In all, the girls loved it so much.
We went in mid-December, so it was gloomy weather and rough seas. One particularly rough night at sea had both girls (and myself) a little queasy, but even so, they had the absolute time of their lives.
Regarding my time on the trip, I'll just add that the food was delicious and plentiful. My cabin was clean and well appointed. The bed was incredibly comfortable. And the steward assigned to my room was helpful, courteous, and unobtrusive.
Every day’s schedule is booked full of opportunities, like ballroom dancing lessons, trivia, or lectures from fascinating experts. You can do everything or nothing. I spent some time in the spa, which was a delight.
The kennels have set hours during which owners can visit. From memory, I think they were something like:
8:00am to 12:00pm
3:00pm to 6:00pm
7:00pm to 8:00pm
The kennel area consists of:
The kennel room itself, which is two walls of kennels, separated by a curtain. Small ones up top (for tiny dogs or cats), larger ones down below. I believe there are 22 in all.
Two indoor playrooms -- maybe 12' by 12' each -- separated by a gate. There are chairs and a couple of small couches.
An outdoor deck, fairly narrow but very long, closed off at either end by a gate. The dogs can run at will along this deck. There's also a lamppost (for British pups) and a fire hydrant (for American pups).
Only dog owners are allowed in the area -- but lots of people stop by the gate to admire the dogs. Tillie became very protective of "her" deck by the end of the week, and would bark when someone approached. Brave girl. Ha.
All of this space is managed by Oliver and his assistant, Aaron. They were fantastic. Whenever a dog does her business -- because the dogs have to go right on the deck -- Oliver or Aaron would run to clean it up and wash the deck. Insert your own “poop deck” joke here.
Oliver and Aaron obviously love dogs, and are very affectionate with them, learning their names and personalities. I cannot speak highly enough about their professionalism and care. They were just great.
The one glitch in our trip happened in Southampton.
Our experience getting off the ship was not smooth, unfortunately.
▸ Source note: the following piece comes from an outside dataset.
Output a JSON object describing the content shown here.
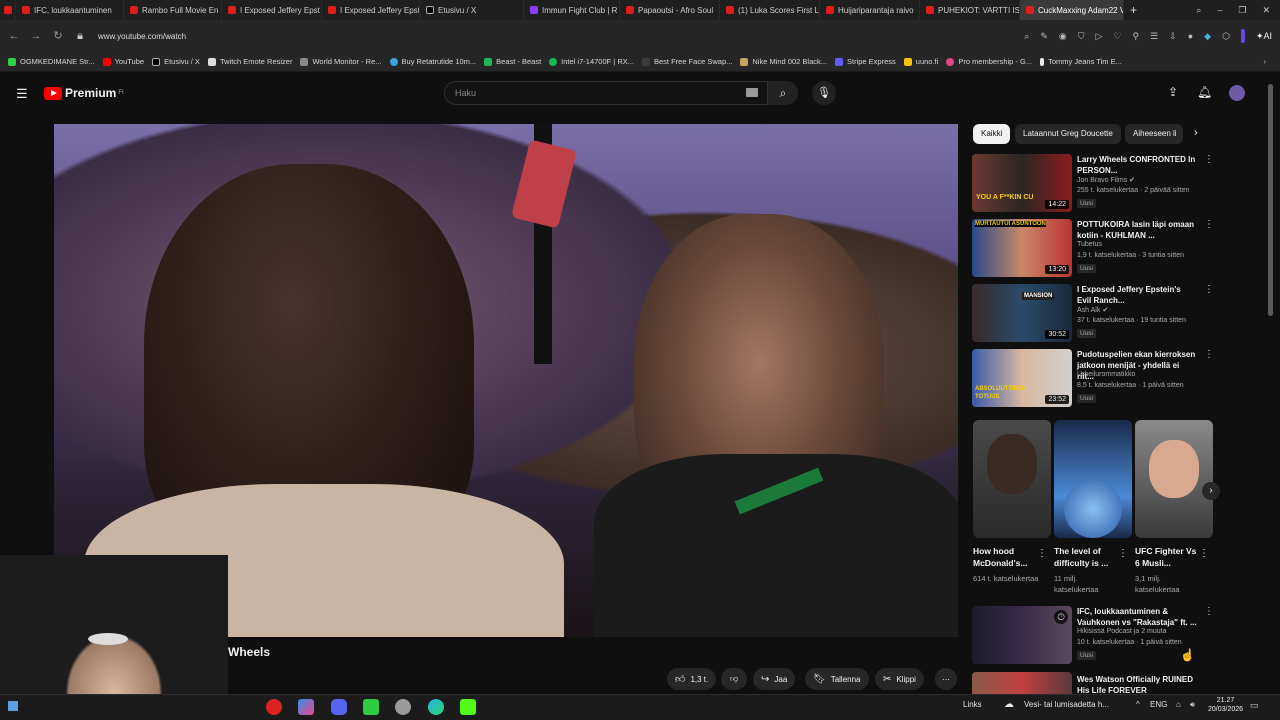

Dogs and owners are supposed to disembark first, and our luggage is held in a special area so we can get in and get out quickly.
I'm sure it's very easy, normally, but for unknown reasons, our group’s disembarkation was delayed by more than an hour, so we were right in the thick of things with all the other passengers when we did get out. It was a bit chaotic, and I hope it was a one-off occurrence.
I understand that *sometimes* there is an inspector at the other end of the trip as well, but not consistently. We were not asked to show the pups’ papers to anyone upon arrival, so I'm not sure how that process works. We just walked off and headed out.
Mike had the rental van ready nearby. Once reunited and loaded into the van, we all headed for the Eurotunnel.
Let me just say, planning is everything. We had booked the Eurotunnel in advance, and had mapped out the road trip both ways. We booked hotels and Airbnbs along the way, so everything was set up ahead of time.
We gave ourselves a week to get back, so overall, the trip took two weeks (one on the ship, one in the van). We visited Chinon, France, as well as a wildly remote area of Basque country, and a couple of other charming areas we never would have seen otherwise.
I do have to add, the girls loved loved LOVED their journey. They had more attention and snuggles (and snacks) than they ever could have imagined, and the other dogs were a lot of fun.
And to remember our journey, each girl got a special QM2 fleece coat and a lovely portrait taken by the ship's photographer. Ours, as you can see, was pure comedy. Wonderful.